It’s been a year. One that, for a long time, did not allow for the ease of backward-looking reflection. Everything took place in the moment, highlighted and compressed, the molecules of time stacking in layers of intensity. When 2015 started I was a month into the reality of cancer. It was, thankfully, non-invasive and contained (a milk duct gone sideways), but still a tiny time bomb with an invisible clock. I had found it myself in a semi-regular breast exam, a distinctive lump the size of a Jelly Belly (likely popcorn flavor, as in my imaginings it had the same hue and inherent desirability). My doctors were proud: I was their poster child, a woman who had not only found the aberrant tumor myself, but actually brought myself in for a second opinion. Four surgeries and many months of altered body image later, I am now cancer-free, with cute little perma-perky tits that would make most twenty-somethings proud. It has been a year.
Recently I spent two weeks in Oregon with someone even younger who went through a much more brutal and dramatic cancer surgery, one that took half his tongue and replaced it with a section of forearm (the non-tattooed one, thankfully). Among other necessary indignities he had a feeding tube through one nostril and a temporary tracheotomy to bypass the swollen and problematic upper entrances to his respiratory system. For eight days his family and I sat at his hospital bedside, holding his hand in turns and calmly talking him through the episodic terror of his trach being blocked by gobs of phlegm and blood. He endured. We endured.
Throughout both his experience and mine, I heard one expression more than any other: “You don’t know your true friends until times like these.” On the surface, this saying has a logic that makes sense — difficulty weeds out those who don’t care enough to hack it. But I’m not sure. Something about the facility with which we utter such phrases rubs me wrong. Are we that simple? Are the affections of most of our friends really so groundless, so transient?
What I saw was that individuals often had different ways of showing up. A handful of mine volunteered to come with me to doctor appointments, sit through surgeries, or otherwise be 100% present as needed. These people were absolutely invaluable, lifting a good portion of the weight of the process from my shoulders. I suspect that they would have been deemed the “true friends” referred to in the aphorism. They were vocal in their support, utterly dedicated, and moved around sections of their busy lives to accommodate my needs.
But I also had people who, in the face of my ongoing crisis, didn’t spend long hours talking me through medical decisions or giving me rides at early hours of the morning, yet who wrote songs for me like “Let’s Talk About Tits” (complete with PowerPoint presentation of tits and boobies, the birds) and “Mammary Blues,” both of which were performed to a completely enthralled audience at my Bye Bye Boobies party. At the same event others told stories of the legacy of breasts among the women in their family, or recited verse from poets long dead. Over fifteen of my friends signed up on a spreadsheet to bring me food in rotation shifts every evening for three weeks. Were these also my ‘true friends’? Of course.

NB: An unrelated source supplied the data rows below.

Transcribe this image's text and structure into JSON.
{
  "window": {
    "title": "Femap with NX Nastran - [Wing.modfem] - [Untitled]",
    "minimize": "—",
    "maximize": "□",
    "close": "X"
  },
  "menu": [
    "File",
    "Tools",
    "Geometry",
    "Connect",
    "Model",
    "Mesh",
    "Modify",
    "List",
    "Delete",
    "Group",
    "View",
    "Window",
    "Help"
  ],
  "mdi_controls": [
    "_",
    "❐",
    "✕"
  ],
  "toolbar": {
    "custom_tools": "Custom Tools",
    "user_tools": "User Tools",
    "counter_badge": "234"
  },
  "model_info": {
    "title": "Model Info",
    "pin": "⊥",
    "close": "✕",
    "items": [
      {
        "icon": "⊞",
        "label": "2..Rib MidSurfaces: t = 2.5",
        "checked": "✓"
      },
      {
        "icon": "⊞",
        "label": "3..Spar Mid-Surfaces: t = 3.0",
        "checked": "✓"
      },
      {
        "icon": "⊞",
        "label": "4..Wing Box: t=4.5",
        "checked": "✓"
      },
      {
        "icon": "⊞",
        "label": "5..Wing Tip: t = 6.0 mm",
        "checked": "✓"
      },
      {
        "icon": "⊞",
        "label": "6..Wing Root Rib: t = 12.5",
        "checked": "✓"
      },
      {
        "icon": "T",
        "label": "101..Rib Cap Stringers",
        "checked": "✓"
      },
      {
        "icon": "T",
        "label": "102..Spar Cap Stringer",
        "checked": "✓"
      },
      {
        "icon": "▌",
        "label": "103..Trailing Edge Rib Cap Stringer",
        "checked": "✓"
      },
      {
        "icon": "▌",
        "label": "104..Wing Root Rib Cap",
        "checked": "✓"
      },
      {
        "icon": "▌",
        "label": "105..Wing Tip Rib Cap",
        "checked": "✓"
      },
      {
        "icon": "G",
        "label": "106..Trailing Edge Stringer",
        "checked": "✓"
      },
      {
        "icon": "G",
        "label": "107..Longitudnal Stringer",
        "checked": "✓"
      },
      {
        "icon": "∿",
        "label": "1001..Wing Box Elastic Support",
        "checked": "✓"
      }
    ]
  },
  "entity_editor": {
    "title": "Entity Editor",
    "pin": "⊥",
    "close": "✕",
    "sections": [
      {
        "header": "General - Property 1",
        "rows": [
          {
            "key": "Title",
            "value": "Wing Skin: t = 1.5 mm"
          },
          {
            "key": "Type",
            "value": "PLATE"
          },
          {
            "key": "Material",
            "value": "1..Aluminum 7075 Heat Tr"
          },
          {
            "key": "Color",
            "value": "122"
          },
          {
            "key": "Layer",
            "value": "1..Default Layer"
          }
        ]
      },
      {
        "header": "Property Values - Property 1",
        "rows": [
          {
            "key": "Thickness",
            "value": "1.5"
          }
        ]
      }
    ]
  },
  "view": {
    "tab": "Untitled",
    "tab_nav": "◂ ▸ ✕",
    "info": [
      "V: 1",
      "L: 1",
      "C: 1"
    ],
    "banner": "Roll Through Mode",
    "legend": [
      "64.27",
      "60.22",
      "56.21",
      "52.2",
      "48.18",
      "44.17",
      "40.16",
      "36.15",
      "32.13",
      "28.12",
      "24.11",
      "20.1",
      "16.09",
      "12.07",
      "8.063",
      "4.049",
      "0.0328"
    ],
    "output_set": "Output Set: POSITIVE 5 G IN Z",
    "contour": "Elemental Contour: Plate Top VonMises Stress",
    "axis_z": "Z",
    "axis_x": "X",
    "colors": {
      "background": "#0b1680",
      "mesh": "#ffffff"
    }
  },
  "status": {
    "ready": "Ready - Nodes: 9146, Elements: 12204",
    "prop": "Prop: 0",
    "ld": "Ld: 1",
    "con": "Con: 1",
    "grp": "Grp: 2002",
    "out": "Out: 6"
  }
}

As are the people who simply grabbed my hand when hearing the news, not knowing what to say. And those who continued to dance with me as though nothing had transpired, letting all of it float through in the communication of shared movement. Not everyone has the words, or the time, or the confidence that what they utter will be the right thing rather than something that only makes everything worse. We stumble through difficulty the best we can with what we’ve got.
However we show up in times of crisis is not the full measure of our heart. It is not even an accurate reflection of emotional maturity, as there are myriad reasons a person may not be able to engage on a deep level in any particular moment. Grad student stresses, ailing parents, or the looming end of a significant relationship can all draw resources away from availability. It does not mean the person does not care.
When in the throes of our own personal hell, it can be easy to tag friends as “good” or “bad” in a very dualistic manner, judging them based on their level of engagement with our situation. Yet this is unfair, biased by our clouded lens. Yes, we are possibly going through something more intense than they have ever experienced. Sure. But what if we accepted all help, no matter how big or small? Even the tiniest text from afar that said, “Oh man! I hope you get better soon.” How supported would we feel then?
Crises do show us who our friends are — some of them. The rest are still there, whether vocal or not. Their hearts may not be on their sleeves, but is a tragic mistake to think that they do not love. What would it be to accept it all?